What the task requires — Only a number is wanted: how many lines of the entries include the string "data"?

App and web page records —
[Start of section]

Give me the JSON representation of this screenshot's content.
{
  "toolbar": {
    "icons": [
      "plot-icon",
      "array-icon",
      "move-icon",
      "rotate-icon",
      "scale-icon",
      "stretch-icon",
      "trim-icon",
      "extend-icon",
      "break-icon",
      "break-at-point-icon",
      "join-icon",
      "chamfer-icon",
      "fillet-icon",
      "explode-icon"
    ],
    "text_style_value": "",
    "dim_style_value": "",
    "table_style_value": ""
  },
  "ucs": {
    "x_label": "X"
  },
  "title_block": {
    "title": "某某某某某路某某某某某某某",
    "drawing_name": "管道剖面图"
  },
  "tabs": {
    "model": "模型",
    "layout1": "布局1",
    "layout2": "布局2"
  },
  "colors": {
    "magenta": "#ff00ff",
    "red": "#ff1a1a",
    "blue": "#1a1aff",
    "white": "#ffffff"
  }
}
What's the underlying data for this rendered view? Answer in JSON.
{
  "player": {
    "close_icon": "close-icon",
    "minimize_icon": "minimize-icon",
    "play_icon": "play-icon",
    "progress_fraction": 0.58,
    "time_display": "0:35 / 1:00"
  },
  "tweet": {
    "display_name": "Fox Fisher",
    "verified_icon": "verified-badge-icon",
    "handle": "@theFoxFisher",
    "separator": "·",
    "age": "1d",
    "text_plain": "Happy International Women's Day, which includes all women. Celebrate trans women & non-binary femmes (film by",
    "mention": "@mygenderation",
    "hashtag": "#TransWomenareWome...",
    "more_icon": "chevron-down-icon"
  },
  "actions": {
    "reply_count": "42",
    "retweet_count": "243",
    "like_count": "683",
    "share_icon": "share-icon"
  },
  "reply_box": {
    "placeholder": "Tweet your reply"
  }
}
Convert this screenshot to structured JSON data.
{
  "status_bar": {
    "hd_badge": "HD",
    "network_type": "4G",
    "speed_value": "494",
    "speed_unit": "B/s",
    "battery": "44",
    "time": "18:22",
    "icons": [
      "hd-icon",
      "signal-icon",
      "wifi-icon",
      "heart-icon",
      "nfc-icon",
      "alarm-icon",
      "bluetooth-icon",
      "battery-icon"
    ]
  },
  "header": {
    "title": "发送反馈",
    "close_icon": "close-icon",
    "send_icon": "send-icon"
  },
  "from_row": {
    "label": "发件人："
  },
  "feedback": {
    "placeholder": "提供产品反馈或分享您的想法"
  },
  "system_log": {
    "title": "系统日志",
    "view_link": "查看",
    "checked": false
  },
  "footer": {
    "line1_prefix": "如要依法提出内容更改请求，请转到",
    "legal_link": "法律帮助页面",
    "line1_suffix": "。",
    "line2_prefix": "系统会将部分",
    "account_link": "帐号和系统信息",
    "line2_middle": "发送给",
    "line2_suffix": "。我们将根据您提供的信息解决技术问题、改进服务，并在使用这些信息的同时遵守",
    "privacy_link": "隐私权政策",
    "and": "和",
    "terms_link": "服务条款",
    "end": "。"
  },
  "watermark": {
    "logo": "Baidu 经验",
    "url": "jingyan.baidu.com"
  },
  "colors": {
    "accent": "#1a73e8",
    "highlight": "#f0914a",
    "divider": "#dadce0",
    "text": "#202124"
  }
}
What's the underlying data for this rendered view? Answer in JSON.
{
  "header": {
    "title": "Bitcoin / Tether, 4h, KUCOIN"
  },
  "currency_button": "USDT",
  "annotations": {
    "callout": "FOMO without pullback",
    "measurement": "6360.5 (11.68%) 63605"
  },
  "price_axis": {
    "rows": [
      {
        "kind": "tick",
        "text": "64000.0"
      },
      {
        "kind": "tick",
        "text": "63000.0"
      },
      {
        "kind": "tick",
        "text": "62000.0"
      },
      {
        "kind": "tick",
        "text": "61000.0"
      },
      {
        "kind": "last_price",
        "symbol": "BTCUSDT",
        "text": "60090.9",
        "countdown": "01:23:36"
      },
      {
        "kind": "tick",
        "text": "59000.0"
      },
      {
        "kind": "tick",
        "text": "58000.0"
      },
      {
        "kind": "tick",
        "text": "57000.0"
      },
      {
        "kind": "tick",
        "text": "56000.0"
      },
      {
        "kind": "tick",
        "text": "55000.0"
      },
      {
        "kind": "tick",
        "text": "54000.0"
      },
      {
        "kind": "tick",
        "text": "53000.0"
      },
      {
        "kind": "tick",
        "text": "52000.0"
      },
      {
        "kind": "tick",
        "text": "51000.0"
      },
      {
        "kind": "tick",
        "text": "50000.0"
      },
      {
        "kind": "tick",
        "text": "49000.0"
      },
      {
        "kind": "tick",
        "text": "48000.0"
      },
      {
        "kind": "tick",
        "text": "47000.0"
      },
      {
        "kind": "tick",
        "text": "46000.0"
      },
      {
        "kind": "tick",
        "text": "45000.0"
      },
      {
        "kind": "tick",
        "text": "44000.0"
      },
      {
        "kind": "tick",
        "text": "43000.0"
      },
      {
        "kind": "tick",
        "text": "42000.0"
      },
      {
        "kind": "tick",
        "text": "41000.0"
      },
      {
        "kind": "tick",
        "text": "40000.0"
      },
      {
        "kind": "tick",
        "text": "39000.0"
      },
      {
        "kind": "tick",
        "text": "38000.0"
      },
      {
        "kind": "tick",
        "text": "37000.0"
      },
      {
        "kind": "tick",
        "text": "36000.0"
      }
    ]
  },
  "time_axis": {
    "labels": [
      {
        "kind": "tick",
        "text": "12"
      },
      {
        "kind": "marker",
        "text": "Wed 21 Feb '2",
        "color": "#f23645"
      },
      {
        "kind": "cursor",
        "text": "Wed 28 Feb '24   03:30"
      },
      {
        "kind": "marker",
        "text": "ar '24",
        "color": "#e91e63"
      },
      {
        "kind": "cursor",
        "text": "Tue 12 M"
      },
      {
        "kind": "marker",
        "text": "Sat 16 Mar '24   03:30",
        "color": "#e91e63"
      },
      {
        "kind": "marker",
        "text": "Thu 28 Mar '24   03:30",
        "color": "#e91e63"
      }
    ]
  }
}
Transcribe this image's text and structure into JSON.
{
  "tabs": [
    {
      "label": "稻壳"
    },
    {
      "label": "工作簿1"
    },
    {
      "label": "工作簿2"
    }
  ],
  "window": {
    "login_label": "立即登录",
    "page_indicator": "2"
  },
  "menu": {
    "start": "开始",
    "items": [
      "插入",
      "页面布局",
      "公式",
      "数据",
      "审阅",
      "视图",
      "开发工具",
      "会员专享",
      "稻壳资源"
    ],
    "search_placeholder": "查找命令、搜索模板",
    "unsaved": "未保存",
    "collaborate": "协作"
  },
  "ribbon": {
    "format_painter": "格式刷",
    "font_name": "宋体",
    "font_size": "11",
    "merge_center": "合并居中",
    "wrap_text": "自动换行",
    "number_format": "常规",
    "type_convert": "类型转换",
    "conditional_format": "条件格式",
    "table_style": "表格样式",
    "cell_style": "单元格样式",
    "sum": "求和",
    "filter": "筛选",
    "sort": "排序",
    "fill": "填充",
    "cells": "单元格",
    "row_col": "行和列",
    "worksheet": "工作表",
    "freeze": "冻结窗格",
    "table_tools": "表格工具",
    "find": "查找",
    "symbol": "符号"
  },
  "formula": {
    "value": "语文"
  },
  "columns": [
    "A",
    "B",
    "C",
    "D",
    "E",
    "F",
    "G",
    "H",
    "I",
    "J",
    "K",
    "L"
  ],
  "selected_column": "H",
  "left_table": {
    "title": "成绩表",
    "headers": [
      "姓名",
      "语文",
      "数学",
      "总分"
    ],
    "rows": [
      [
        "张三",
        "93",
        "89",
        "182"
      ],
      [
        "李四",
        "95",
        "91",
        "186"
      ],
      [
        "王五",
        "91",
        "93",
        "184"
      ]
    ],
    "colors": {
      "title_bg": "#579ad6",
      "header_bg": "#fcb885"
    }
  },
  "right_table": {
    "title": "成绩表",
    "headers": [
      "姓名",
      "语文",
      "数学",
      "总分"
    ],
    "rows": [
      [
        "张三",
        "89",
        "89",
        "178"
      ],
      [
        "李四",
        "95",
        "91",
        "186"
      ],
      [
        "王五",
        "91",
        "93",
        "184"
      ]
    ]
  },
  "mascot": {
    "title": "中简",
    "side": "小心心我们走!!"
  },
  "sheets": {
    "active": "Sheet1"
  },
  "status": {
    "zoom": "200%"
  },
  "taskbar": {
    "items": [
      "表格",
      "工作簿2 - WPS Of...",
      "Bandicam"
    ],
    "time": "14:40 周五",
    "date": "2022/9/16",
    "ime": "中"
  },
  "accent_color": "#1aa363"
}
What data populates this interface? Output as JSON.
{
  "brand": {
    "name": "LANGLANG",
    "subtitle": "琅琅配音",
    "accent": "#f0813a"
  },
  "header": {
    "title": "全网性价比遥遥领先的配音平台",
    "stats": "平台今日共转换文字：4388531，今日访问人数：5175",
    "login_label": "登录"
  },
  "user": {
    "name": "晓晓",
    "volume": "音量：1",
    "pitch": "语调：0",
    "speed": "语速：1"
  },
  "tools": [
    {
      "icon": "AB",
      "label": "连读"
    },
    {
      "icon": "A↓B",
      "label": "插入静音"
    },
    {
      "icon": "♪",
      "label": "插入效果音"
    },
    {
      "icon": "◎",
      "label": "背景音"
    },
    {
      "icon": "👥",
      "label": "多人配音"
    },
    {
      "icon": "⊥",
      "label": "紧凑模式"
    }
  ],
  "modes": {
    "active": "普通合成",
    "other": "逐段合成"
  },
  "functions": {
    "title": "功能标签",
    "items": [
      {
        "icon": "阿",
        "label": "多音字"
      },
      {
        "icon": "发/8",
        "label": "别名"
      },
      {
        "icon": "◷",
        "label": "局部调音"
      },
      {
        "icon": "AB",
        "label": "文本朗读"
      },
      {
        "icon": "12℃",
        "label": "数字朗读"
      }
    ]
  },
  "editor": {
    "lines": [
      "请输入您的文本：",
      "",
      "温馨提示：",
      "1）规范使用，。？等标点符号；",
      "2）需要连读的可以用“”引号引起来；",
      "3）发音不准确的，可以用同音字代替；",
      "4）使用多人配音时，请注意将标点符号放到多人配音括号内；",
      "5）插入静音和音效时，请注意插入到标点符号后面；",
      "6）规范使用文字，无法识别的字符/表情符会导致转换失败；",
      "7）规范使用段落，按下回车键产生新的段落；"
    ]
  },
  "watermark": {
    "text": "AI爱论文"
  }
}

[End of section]

Result of the task — 4